- [WORK ITEM] Please find the lines in the entries below that contain the word "icon", and copy each one.

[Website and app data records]
####################

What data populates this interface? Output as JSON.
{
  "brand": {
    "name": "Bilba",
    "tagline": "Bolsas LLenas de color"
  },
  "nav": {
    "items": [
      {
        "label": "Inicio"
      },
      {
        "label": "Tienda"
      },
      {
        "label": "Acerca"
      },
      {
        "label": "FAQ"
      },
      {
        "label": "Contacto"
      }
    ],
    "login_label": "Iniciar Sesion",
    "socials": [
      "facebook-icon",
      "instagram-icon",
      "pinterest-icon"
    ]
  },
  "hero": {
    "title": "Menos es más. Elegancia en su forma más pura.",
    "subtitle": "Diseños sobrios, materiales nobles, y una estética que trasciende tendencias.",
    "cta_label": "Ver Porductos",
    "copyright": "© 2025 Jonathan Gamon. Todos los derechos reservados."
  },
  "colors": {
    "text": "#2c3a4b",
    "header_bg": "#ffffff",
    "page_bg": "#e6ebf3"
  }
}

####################

- [ANSWER SECTION]
      "facebook-icon",
      "instagram-icon",
      "pinterest-icon"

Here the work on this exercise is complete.